All of these questions can be answered by understanding texture. Texture is an overall description of what is going on with the musical parts. In discussing the nature of a piece of music we can say that it is thick, thin, heavy, or light. These words all refer to the texture of the composition.

There are three types of texture — monophonic, homophonic, and polyphonic. Monophonic music, as the name mono indicates, consists of one single musical line. Nothing else is happening or interfering with this melody. When you sing, hum, or whistle a tune by yourself, you are performing a monophonic song. Gregorian chant and almost all other music of the Middle Ages was monophonic. Several people singing the exact same melody performed it. When two or more people are performing the same notes at the same time, they are playing in unison.

Music with a homophonic texture has a melody that is accompanied by chords. All of the parts either move together or the chords have a simple rhythm that does not detract from the melody. Homophonic texture is most common in popular music of all kinds. Folk music, church hymns, and Christmas songs are almost always homophonic.

Polyphonic music consists of two or more independent musical lines that are played at the same time. Another name for polyphonic texture is counterpoint which literally means “point against point,” or in more musical terms “note against note.” There are often four or more independent parts being played at once in a polyphonic piece.

There are two types of polyphony — imitative and free. Imitative counterpoint, like the name suggests, features one line that is imitated by another. When the parts are copied exactly it is called a canon. A simple version of a canon is a round. Think back to when you sang Row, Row, Row Your Boat, which is a perfect example of a round. In performing this piece, the first group sings “Row, row, row, your boat, gently down the stream,” at which point the second group enters and sings the exact same words with the exact same pitches. On the opposite end of the counterpoint spectrum, when there is no imitation involved in the polyphony, it is called free counterpoint.

In the late middle ages composers started writing polyphonic music to contrast the monophony of Gregorian chant. In the renaissance, the Mass, motet, and madrigal were almost entirely polyphonic, with as many as five separate vocal lines being sung at once. The baroque era brought a significant change to texture. The most important part was the melody and chords in a homophonic texture accompanied it. By the late baroque though, counterpoint was gaining in importance, especially in the music of Bach.

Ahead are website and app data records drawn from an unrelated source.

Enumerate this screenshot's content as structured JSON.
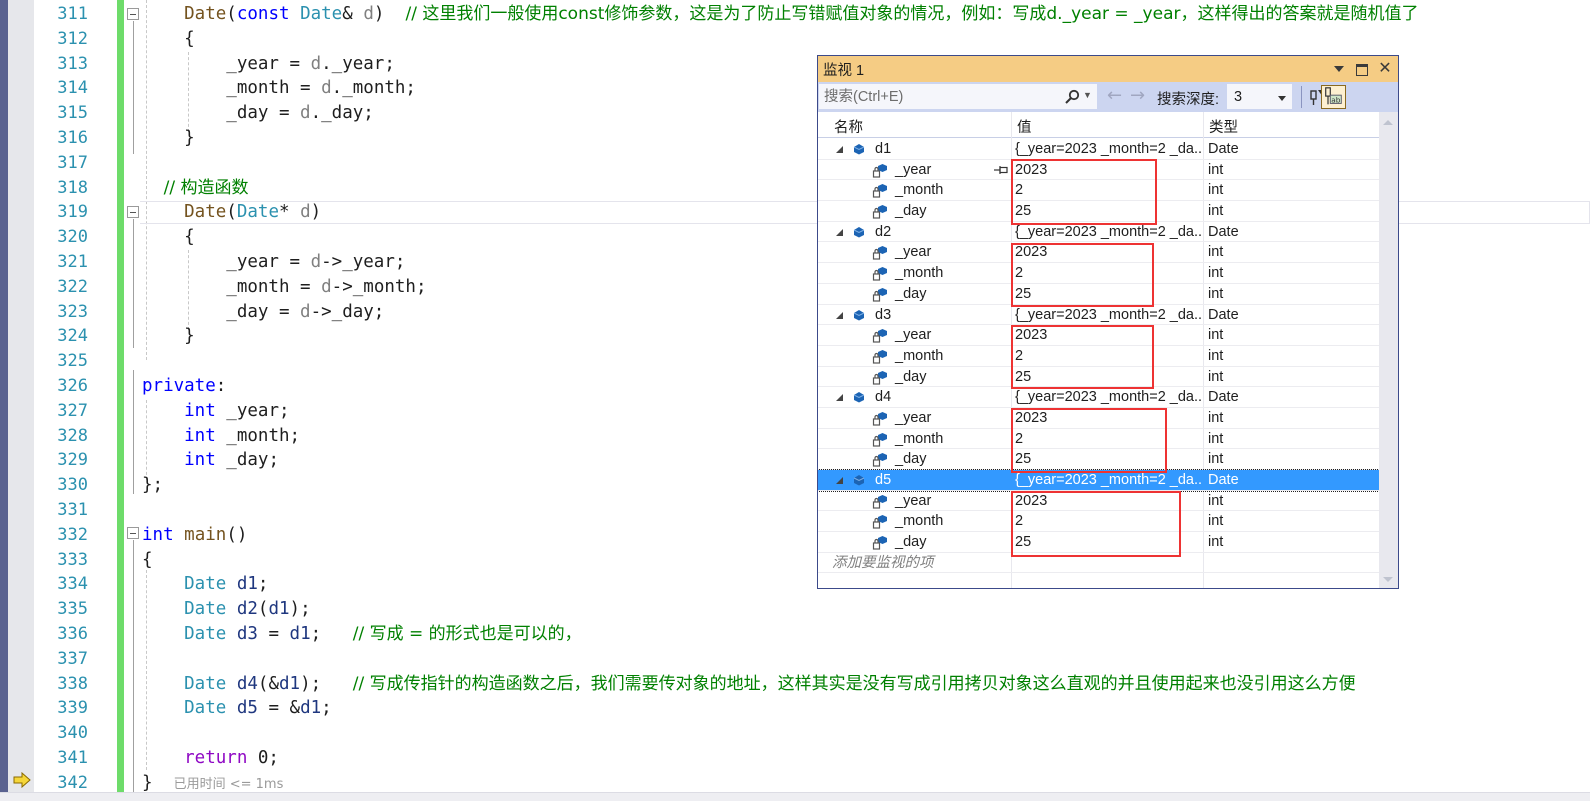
{
  "editor": {
    "lines": [
      {
        "n": "311",
        "tokens": [
          [
            "fn",
            "    Date"
          ],
          [
            "",
            "("
          ],
          [
            "kw",
            "const"
          ],
          [
            "",
            " "
          ],
          [
            "ty",
            "Date"
          ],
          [
            "",
            "& "
          ],
          [
            "pm",
            "d"
          ],
          [
            "",
            ")  "
          ],
          [
            "cm",
            "// 这里我们一般使用const修饰参数，这是为了防止写错赋值对象的情况，例如：写成d._year = _year，这样得出的答案就是随机值了"
          ]
        ]
      },
      {
        "n": "312",
        "tokens": [
          [
            "",
            "    {"
          ]
        ]
      },
      {
        "n": "313",
        "tokens": [
          [
            "",
            "        _year = "
          ],
          [
            "pm",
            "d"
          ],
          [
            "",
            "._year;"
          ]
        ]
      },
      {
        "n": "314",
        "tokens": [
          [
            "",
            "        _month = "
          ],
          [
            "pm",
            "d"
          ],
          [
            "",
            "._month;"
          ]
        ]
      },
      {
        "n": "315",
        "tokens": [
          [
            "",
            "        _day = "
          ],
          [
            "pm",
            "d"
          ],
          [
            "",
            "._day;"
          ]
        ]
      },
      {
        "n": "316",
        "tokens": [
          [
            "",
            "    }"
          ]
        ]
      },
      {
        "n": "317",
        "tokens": []
      },
      {
        "n": "318",
        "tokens": [
          [
            "cm",
            "    // 构造函数"
          ]
        ]
      },
      {
        "n": "319",
        "tokens": [
          [
            "fn",
            "    Date"
          ],
          [
            "",
            "("
          ],
          [
            "ty",
            "Date"
          ],
          [
            "",
            "* "
          ],
          [
            "pm",
            "d"
          ],
          [
            "",
            ")"
          ]
        ]
      },
      {
        "n": "320",
        "tokens": [
          [
            "",
            "    {"
          ]
        ]
      },
      {
        "n": "321",
        "tokens": [
          [
            "",
            "        _year = "
          ],
          [
            "pm",
            "d"
          ],
          [
            "",
            "->_year;"
          ]
        ]
      },
      {
        "n": "322",
        "tokens": [
          [
            "",
            "        _month = "
          ],
          [
            "pm",
            "d"
          ],
          [
            "",
            "->_month;"
          ]
        ]
      },
      {
        "n": "323",
        "tokens": [
          [
            "",
            "        _day = "
          ],
          [
            "pm",
            "d"
          ],
          [
            "",
            "->_day;"
          ]
        ]
      },
      {
        "n": "324",
        "tokens": [
          [
            "",
            "    }"
          ]
        ]
      },
      {
        "n": "325",
        "tokens": []
      },
      {
        "n": "326",
        "tokens": [
          [
            "kw",
            "private"
          ],
          [
            "",
            ":"
          ]
        ]
      },
      {
        "n": "327",
        "tokens": [
          [
            "kw",
            "    int"
          ],
          [
            "",
            " _year;"
          ]
        ]
      },
      {
        "n": "328",
        "tokens": [
          [
            "kw",
            "    int"
          ],
          [
            "",
            " _month;"
          ]
        ]
      },
      {
        "n": "329",
        "tokens": [
          [
            "kw",
            "    int"
          ],
          [
            "",
            " _day;"
          ]
        ]
      },
      {
        "n": "330",
        "tokens": [
          [
            "",
            "};"
          ]
        ]
      },
      {
        "n": "331",
        "tokens": []
      },
      {
        "n": "332",
        "tokens": [
          [
            "kw",
            "int"
          ],
          [
            "",
            " "
          ],
          [
            "fn",
            "main"
          ],
          [
            "",
            "()"
          ]
        ]
      },
      {
        "n": "333",
        "tokens": [
          [
            "",
            "{"
          ]
        ]
      },
      {
        "n": "334",
        "tokens": [
          [
            "ty",
            "    Date"
          ],
          [
            "",
            " "
          ],
          [
            "lv",
            "d1"
          ],
          [
            "",
            ";"
          ]
        ]
      },
      {
        "n": "335",
        "tokens": [
          [
            "ty",
            "    Date"
          ],
          [
            "",
            " "
          ],
          [
            "lv",
            "d2"
          ],
          [
            "",
            "("
          ],
          [
            "lv",
            "d1"
          ],
          [
            "",
            ");"
          ]
        ]
      },
      {
        "n": "336",
        "tokens": [
          [
            "ty",
            "    Date"
          ],
          [
            "",
            " "
          ],
          [
            "lv",
            "d3"
          ],
          [
            "",
            " = "
          ],
          [
            "lv",
            "d1"
          ],
          [
            "",
            ";   "
          ],
          [
            "cm",
            "// 写成 = 的形式也是可以的，"
          ]
        ]
      },
      {
        "n": "337",
        "tokens": []
      },
      {
        "n": "338",
        "tokens": [
          [
            "ty",
            "    Date"
          ],
          [
            "",
            " "
          ],
          [
            "lv",
            "d4"
          ],
          [
            "",
            "(&"
          ],
          [
            "lv",
            "d1"
          ],
          [
            "",
            ");   "
          ],
          [
            "cm",
            "// 写成传指针的构造函数之后，我们需要传对象的地址，这样其实是没有写成引用拷贝对象这么直观的并且使用起来也没引用这么方便"
          ]
        ]
      },
      {
        "n": "339",
        "tokens": [
          [
            "ty",
            "    Date"
          ],
          [
            "",
            " "
          ],
          [
            "lv",
            "d5"
          ],
          [
            "",
            " = &"
          ],
          [
            "lv",
            "d1"
          ],
          [
            "",
            ";"
          ]
        ]
      },
      {
        "n": "340",
        "tokens": []
      },
      {
        "n": "341",
        "tokens": [
          [
            "ret",
            "    return"
          ],
          [
            "",
            " 0;"
          ]
        ]
      },
      {
        "n": "342",
        "tokens": [
          [
            "",
            "}  "
          ],
          [
            "el",
            "已用时间 <= 1ms"
          ]
        ]
      }
    ]
  },
  "watch": {
    "title": "监视 1",
    "search_placeholder": "搜索(Ctrl+E)",
    "nav_back": "←",
    "nav_forward": "→",
    "depth_label": "搜索深度:",
    "depth_value": "3",
    "columns": {
      "name": "名称",
      "value": "值",
      "type": "类型"
    },
    "rows": [
      {
        "kind": "object",
        "name": "d1",
        "value": "{_year=2023 _month=2 _da...",
        "type": "Date"
      },
      {
        "kind": "member",
        "name": "_year",
        "value": "2023",
        "type": "int",
        "pinned": true
      },
      {
        "kind": "member",
        "name": "_month",
        "value": "2",
        "type": "int"
      },
      {
        "kind": "member",
        "name": "_day",
        "value": "25",
        "type": "int"
      },
      {
        "kind": "object",
        "name": "d2",
        "value": "{_year=2023 _month=2 _da...",
        "type": "Date"
      },
      {
        "kind": "member",
        "name": "_year",
        "value": "2023",
        "type": "int"
      },
      {
        "kind": "member",
        "name": "_month",
        "value": "2",
        "type": "int"
      },
      {
        "kind": "member",
        "name": "_day",
        "value": "25",
        "type": "int"
      },
      {
        "kind": "object",
        "name": "d3",
        "value": "{_year=2023 _month=2 _da...",
        "type": "Date"
      },
      {
        "kind": "member",
        "name": "_year",
        "value": "2023",
        "type": "int"
      },
      {
        "kind": "member",
        "name": "_month",
        "value": "2",
        "type": "int"
      },
      {
        "kind": "member",
        "name": "_day",
        "value": "25",
        "type": "int"
      },
      {
        "kind": "object",
        "name": "d4",
        "value": "{_year=2023 _month=2 _da...",
        "type": "Date"
      },
      {
        "kind": "member",
        "name": "_year",
        "value": "2023",
        "type": "int"
      },
      {
        "kind": "member",
        "name": "_month",
        "value": "2",
        "type": "int"
      },
      {
        "kind": "member",
        "name": "_day",
        "value": "25",
        "type": "int"
      },
      {
        "kind": "object",
        "name": "d5",
        "value": "{_year=2023 _month=2 _da...",
        "type": "Date",
        "selected": true
      },
      {
        "kind": "member",
        "name": "_year",
        "value": "2023",
        "type": "int"
      },
      {
        "kind": "member",
        "name": "_month",
        "value": "2",
        "type": "int"
      },
      {
        "kind": "member",
        "name": "_day",
        "value": "25",
        "type": "int"
      },
      {
        "kind": "placeholder",
        "name": "添加要监视的项",
        "value": "",
        "type": ""
      }
    ],
    "highlight_color": "#ee3333",
    "selection_color": "#3399ff",
    "title_color": "#f5cc84"
  }
}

Texture in the classical era was predominantly homophonic with an emphasis on melodies in the higher ranges. The romantic era was also mainly homophonic, but as the music became more complex and as orchestras grew in size, the texture became much thicker and heavier. With the twentieth century spirit of “anything goes,” we have seen every type of texture.